The primate of Scotland, Keith Cardinal O’Brien, today in the newspaper Scotland on Sunday, decried the attempts by the United States Senate to investigate the freeing of the Lockerbie bomber, Abdelbaset Ali al-Megrahi, a Libyan intelligence officer, who was convicted of the bombing on January 31, 2001, and sentenced to life imprisonment. On August 20, 2009 al-Megrahi was released by the Scottish government to Libya, ostensibly on the compassionate grounds that he was dying of prostate cancer.
The text of the Cardinal’s article may be read here.
His argument basically consists of allegations that America has a “Culture of Vengeance” since we have the death penalty, while the Scottish justice system embraces compassion as demonstrated by the freeing of the Lockerbie bomber.
There is no polite way to put this. The Cardinal’s article is rubbish from beginning to end.
1. There is very good evidence that compassion actually played no role in the freeing of the Lockerbie bomber, but rather that the Brits were concerned about the fate of a then upcoming oil contract between British Petroleum and the Libyan government. Read all about it here.
2. The Lockerbie bomber is alive and well, as opposed to his victims who remain dead. Last year Professor Karol Sikora, Dean of Medicine at Buckingham University, said the bomber had three months to live prior to his release. Now the bomber could survive another ten years or more according to Sikora. Read Sikora’s updated prognosis on the bomber here. Of course Professor Sikora was compensated for his opinion by the Libyan government. Three months was crucial since under Scottish law that represented the greatest life expectancy if a compassionate release was to be granted. Go here to read the details. Cardinal O’Brien can you say “scam” and “sucker”?

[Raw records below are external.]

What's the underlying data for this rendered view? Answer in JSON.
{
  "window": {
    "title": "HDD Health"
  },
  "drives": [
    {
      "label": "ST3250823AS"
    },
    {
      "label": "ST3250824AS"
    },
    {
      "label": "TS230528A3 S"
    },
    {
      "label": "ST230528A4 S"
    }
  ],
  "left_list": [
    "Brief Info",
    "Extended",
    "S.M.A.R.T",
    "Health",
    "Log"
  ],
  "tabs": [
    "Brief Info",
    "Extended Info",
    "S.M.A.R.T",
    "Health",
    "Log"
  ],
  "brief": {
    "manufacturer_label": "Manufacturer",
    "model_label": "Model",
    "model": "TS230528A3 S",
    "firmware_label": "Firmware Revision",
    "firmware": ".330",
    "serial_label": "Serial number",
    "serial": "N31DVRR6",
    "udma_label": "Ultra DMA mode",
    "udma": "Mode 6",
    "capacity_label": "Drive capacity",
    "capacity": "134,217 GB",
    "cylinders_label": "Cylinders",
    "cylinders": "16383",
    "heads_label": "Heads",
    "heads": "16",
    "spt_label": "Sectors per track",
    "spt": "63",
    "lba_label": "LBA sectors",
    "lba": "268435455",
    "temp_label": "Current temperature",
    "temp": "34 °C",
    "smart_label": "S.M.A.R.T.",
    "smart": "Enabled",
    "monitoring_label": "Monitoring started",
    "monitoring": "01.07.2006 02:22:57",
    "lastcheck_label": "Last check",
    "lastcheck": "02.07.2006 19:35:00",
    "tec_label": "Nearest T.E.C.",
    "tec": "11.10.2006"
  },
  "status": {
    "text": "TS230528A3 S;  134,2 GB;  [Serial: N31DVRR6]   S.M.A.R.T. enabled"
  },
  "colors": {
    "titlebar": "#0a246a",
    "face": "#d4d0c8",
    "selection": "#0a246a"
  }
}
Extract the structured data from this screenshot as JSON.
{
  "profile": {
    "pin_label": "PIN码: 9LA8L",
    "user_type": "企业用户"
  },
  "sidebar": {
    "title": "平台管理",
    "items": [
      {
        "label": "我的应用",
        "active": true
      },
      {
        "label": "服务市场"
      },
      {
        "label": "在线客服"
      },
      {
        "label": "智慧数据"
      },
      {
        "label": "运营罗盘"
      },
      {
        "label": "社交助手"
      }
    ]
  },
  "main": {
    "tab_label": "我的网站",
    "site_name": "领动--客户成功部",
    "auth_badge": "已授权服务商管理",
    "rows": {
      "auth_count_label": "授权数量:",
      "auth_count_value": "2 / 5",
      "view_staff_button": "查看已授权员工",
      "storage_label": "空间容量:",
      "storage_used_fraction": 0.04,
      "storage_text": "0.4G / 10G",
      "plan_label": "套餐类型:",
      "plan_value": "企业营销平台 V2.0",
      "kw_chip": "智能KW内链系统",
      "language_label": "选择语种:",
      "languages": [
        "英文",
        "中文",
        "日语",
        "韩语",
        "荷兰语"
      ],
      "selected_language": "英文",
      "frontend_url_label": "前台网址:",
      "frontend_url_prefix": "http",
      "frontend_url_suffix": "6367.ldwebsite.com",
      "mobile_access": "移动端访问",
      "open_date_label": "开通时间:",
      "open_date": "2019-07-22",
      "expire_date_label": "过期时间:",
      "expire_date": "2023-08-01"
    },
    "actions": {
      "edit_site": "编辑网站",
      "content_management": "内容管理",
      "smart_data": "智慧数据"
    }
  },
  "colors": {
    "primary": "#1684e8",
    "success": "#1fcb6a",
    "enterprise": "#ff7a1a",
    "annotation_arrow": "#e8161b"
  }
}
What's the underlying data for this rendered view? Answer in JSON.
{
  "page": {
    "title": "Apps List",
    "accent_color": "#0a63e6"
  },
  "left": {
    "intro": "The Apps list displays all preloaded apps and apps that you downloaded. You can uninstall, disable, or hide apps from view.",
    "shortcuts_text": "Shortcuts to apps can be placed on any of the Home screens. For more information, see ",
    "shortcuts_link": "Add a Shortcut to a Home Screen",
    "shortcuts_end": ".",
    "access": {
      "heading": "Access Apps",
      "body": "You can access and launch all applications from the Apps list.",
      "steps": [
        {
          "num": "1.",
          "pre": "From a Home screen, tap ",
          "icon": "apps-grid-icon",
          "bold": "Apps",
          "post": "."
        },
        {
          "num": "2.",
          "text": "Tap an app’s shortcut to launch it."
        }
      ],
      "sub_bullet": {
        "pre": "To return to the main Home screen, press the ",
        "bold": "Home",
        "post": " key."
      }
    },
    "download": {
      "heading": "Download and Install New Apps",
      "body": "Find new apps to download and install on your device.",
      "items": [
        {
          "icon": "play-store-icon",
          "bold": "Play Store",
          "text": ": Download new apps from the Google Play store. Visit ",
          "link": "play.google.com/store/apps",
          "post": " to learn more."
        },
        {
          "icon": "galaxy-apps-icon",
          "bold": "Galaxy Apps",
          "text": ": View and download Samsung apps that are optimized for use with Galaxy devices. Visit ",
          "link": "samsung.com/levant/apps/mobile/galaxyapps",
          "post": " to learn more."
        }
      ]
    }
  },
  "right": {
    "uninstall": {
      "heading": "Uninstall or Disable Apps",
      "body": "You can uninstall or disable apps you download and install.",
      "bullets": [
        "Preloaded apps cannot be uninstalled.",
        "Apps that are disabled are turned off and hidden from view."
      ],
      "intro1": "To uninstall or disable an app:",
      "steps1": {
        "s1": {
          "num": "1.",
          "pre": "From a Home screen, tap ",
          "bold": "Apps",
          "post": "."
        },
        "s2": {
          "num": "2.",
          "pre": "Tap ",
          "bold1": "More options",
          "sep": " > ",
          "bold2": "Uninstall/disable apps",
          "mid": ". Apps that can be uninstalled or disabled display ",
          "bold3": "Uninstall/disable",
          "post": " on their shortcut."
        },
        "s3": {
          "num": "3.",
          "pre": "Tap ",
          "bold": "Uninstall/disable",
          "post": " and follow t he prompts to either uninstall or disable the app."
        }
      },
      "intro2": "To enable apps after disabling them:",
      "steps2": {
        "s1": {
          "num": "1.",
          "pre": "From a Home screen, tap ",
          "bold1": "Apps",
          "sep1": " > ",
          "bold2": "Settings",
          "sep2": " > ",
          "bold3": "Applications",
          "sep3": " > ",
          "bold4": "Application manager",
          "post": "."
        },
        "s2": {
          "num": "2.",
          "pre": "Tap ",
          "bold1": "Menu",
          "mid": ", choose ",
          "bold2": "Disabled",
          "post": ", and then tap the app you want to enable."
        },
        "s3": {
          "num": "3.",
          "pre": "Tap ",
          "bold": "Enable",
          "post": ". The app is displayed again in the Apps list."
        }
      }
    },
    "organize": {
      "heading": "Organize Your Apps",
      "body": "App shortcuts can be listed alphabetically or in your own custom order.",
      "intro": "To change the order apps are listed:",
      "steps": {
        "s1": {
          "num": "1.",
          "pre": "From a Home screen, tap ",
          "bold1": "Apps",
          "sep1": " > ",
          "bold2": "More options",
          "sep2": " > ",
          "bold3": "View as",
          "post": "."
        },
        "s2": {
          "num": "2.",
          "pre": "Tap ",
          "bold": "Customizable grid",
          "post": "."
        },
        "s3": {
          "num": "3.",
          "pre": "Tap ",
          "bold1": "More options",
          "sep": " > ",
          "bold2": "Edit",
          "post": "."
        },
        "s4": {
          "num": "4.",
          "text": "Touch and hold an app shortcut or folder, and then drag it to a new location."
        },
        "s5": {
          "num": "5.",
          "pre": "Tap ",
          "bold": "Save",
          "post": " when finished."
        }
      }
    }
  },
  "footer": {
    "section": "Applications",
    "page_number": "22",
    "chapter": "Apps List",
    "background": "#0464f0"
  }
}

3. Travesties like the release of the Lockerbie bomber are of course the best argument for the death penalty. The man murders 270 men, women and children. He is sentenced to life imprisonment. He serves less than nine years, is released under suspicious circumstances and is now enjoying life in Libya. That the Cardinal fails to see that none of this has anything to do with either justice or compassion is bleakly funny in a very dark sort of way. That he condemns the US while praising the Scottish government in this matter is worthy of a Monty Python skit.